Just as stomach acid is vital to digestion, it is also a powerful protector of your entire GI tract. Inside the various organs of the GI tract reside bacteria that is harmful to the stomach but necessary to the organ that it lives in. When proper acid levels are present the bacteria cannot survive in the stomach, but if acid levels are too low then this harmful bacteria can thrive. If the bacteria spreads it can excrete toxic substances into the entire body. Taking a digestive enzyme after meals may be the key as well.
Research has shown that over time low stomach acid can lead to a wide range of serious diseases, such as cardiovascular disease, type 1 diabetes, osteoporosis, rheumatoid arthritis, asthma, allergies, skin disorders, and depression.
The good news is that acid reflux can be treated naturally and safely by getting to the root of the cause. When a patient comes to me complaining of heartburn the first thing that I do an extensive background to find out what might be causing their LES to malfunction. When a patient has a heavy feeling in their chest after eating, or heartburn a few hours after eating or acid reflux it becomes clear. So many times I find that food allergies play a factor in the problem and by simply eliminating those foods from their normal eating plan we can correct the problem. As there might be multiple causes for the problem, the solution will often involve a combination of nutritional supplements to get the patient back on track.
Once we have developed a treatment plan, weaning the patient of their prescription acid-blocker becomes key to a full recovery. I generally recommend that the patient begin by decreasing their medication to every other day during the first week, then down to only twice a week in the second week, once a week in the third and finally stopping the medication completely in week four. During this time I place the patient on an all-natural supplement designed specifically to treat the effects of heartburn and indigestion called perfectlyhealthy Acid Ease™. This is a proprietary blend with ingredients that include L-Glutamine, Aloe Vera Leaf, deglycerized Licorice Root, Bismuth Citrate, Slippery Elm Bark, Okra Leaf and Fenugreek Seed. Patients should take 2 perfectlyhealthy Acid Ease™ capsules in between each meal and 2 to 3 more directly before bedtime.

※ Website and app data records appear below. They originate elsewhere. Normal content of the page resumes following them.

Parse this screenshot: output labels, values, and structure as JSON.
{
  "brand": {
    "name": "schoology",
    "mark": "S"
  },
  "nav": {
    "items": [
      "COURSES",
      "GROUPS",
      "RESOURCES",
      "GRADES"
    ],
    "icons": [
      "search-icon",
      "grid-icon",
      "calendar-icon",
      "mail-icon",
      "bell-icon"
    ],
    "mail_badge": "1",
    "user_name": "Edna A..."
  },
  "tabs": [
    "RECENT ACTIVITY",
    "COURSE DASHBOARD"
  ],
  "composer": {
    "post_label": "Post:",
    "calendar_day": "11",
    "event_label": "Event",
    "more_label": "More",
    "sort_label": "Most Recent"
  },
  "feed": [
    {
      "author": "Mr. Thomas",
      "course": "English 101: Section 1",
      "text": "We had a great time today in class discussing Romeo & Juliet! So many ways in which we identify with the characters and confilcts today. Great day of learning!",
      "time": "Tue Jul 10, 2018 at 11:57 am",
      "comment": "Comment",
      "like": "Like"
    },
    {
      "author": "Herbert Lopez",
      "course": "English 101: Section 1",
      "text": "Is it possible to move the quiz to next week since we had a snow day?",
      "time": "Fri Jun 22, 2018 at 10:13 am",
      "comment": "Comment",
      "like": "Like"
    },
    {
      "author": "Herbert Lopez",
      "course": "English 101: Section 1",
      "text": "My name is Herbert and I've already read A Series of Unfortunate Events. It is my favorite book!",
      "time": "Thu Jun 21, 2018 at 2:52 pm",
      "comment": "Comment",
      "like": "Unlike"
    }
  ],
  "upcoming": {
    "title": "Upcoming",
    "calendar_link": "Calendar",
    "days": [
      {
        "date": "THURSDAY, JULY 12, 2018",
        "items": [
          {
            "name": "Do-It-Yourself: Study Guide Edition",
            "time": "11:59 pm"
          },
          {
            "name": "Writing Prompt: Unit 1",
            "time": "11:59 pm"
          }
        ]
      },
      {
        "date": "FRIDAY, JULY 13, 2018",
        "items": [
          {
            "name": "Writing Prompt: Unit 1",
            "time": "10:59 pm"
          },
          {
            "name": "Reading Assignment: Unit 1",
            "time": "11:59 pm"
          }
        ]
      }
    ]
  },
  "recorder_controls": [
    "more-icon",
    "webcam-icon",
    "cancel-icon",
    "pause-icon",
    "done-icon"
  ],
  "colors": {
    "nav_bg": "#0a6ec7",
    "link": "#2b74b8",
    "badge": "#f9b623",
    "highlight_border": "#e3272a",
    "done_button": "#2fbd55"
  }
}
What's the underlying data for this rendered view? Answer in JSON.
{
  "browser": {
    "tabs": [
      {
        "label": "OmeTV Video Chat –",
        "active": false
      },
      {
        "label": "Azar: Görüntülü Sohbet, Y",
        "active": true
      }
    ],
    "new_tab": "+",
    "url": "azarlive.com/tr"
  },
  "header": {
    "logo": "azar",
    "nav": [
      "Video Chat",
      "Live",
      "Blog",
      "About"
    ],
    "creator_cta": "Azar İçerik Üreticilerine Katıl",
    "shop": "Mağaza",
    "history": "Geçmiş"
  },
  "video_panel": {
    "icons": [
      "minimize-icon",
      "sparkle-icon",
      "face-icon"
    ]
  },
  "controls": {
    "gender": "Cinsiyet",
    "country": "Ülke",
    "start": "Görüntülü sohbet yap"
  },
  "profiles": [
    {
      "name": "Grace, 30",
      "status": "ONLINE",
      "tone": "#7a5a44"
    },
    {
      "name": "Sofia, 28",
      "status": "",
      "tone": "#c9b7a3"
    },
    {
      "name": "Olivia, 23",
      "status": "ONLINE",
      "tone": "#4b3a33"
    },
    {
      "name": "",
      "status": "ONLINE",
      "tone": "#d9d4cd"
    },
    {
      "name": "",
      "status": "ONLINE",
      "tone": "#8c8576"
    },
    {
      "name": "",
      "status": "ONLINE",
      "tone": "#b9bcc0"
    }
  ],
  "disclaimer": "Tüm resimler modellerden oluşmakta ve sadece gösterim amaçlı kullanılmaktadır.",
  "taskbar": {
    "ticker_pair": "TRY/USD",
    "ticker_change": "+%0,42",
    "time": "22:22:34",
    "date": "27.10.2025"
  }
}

Once the malfunctioning LES has been corrected, acid reflux will subside and the supplements can be taken, only when they are needed, at bedtime.
As a nation we find it so simple to pop a pill to “cure” what ails us, but in this case the pill might be causing more harm than good. And the “cure” is not a cure at all but a temporary solution that is merely prolonging the problem rather than fixing it for good. You owe it to yourself to make intelligent and informed decisions about what you put into your body and how you address your health problems. If you suffer from acid reflux, seek out a doctor who is willing to treat the root cause of the problem. Decide on good health today!
Dr. Connealy is the medical director of South Coast Medical Center for New Medicine in Irvine, California. The center strives to look at the whole person and explore the effects and relationships among nutrition, psychological and social factors, environmental effects and personal attunement. Visit them online at http://www.scmedicalcenter.com. For more information on the supplements mentioned, please visit http://www.perfectlyhealthy.net.